▶ [WHAT YOU WILL DO] Output the full listing below exactly, without the pictures.

▶ [DATA UNDER STUDY]

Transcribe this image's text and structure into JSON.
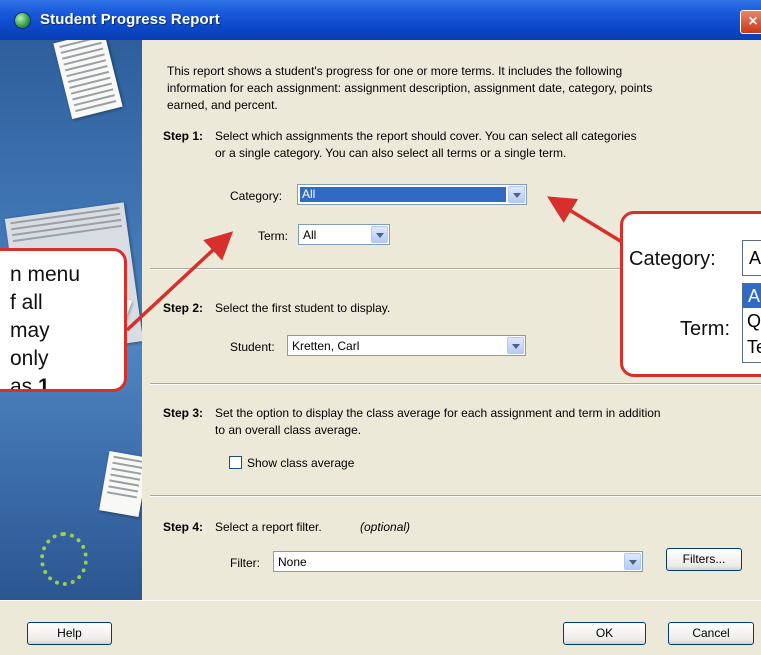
{
  "window": {
    "title": "Student Progress Report",
    "close_label": "×"
  },
  "intro": {
    "line1": "This report shows a student's progress for one or more terms.  It includes the following",
    "line2": "information for each assignment: assignment description, assignment date, category, points",
    "line3": "earned, and percent."
  },
  "step1": {
    "label": "Step 1:",
    "line1": "Select which assignments the report should cover. You can select all categories",
    "line2": "or a single category.  You can also select all terms or a single term.",
    "category_label": "Category:",
    "category_value": "All",
    "term_label": "Term:",
    "term_value": "All"
  },
  "step2": {
    "label": "Step 2:",
    "text": "Select the first student to display.",
    "student_label": "Student:",
    "student_value": "Kretten, Carl"
  },
  "step3": {
    "label": "Step 3:",
    "line1": "Set the option to display the class average for each assignment and term in addition",
    "line2": "to an overall class average.",
    "checkbox_label": "Show class average"
  },
  "step4": {
    "label": "Step 4:",
    "text": "Select a report filter.",
    "optional": "(optional)",
    "filter_label": "Filter:",
    "filter_value": "None",
    "filters_button": "Filters..."
  },
  "buttons": {
    "help": "Help",
    "ok": "OK",
    "cancel": "Cancel"
  },
  "callout_left": {
    "line1": "n menu",
    "line2": "f all",
    "line3": "may",
    "line4": "only",
    "line5_pre": "as ",
    "line5_bold": "1",
    "line5_post": "."
  },
  "callout_right": {
    "category_label": "Category:",
    "term_label": "Term:",
    "combo_value": "A",
    "option1": "A",
    "option2": "Q",
    "option3": "Te"
  },
  "colors": {
    "title_bar": "#0c47c6",
    "callout_border": "#d7302c",
    "selection": "#316ac5"
  }
}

▶ [RESPONSE]
Transcribe this image's text and structure into JSON.
{
  "window": {
    "title": "Student Progress Report",
    "close_label": "×"
  },
  "intro": {
    "line1": "This report shows a student's progress for one or more terms.  It includes the following",
    "line2": "information for each assignment: assignment description, assignment date, category, points",
    "line3": "earned, and percent."
  },
  "step1": {
    "label": "Step 1:",
    "line1": "Select which assignments the report should cover. You can select all categories",
    "line2": "or a single category.  You can also select all terms or a single term.",
    "category_label": "Category:",
    "category_value": "All",
    "term_label": "Term:",
    "term_value": "All"
  },
  "step2": {
    "label": "Step 2:",
    "text": "Select the first student to display.",
    "student_label": "Student:",
    "student_value": "Kretten, Carl"
  },
  "step3": {
    "label": "Step 3:",
    "line1": "Set the option to display the class average for each assignment and term in addition",
    "line2": "to an overall class average.",
    "checkbox_label": "Show class average"
  },
  "step4": {
    "label": "Step 4:",
    "text": "Select a report filter.",
    "optional": "(optional)",
    "filter_label": "Filter:",
    "filter_value": "None",
    "filters_button": "Filters..."
  },
  "buttons": {
    "help": "Help",
    "ok": "OK",
    "cancel": "Cancel"
  },
  "callout_left": {
    "line1": "n menu",
    "line2": "f all",
    "line3": "may",
    "line4": "only",
    "line5_pre": "as ",
    "line5_bold": "1",
    "line5_post": "."
  },
  "callout_right": {
    "category_label": "Category:",
    "term_label": "Term:",
    "combo_value": "A",
    "option1": "A",
    "option2": "Q",
    "option3": "Te"
  },
  "colors": {
    "title_bar": "#0c47c6",
    "callout_border": "#d7302c",
    "selection": "#316ac5"
  }
}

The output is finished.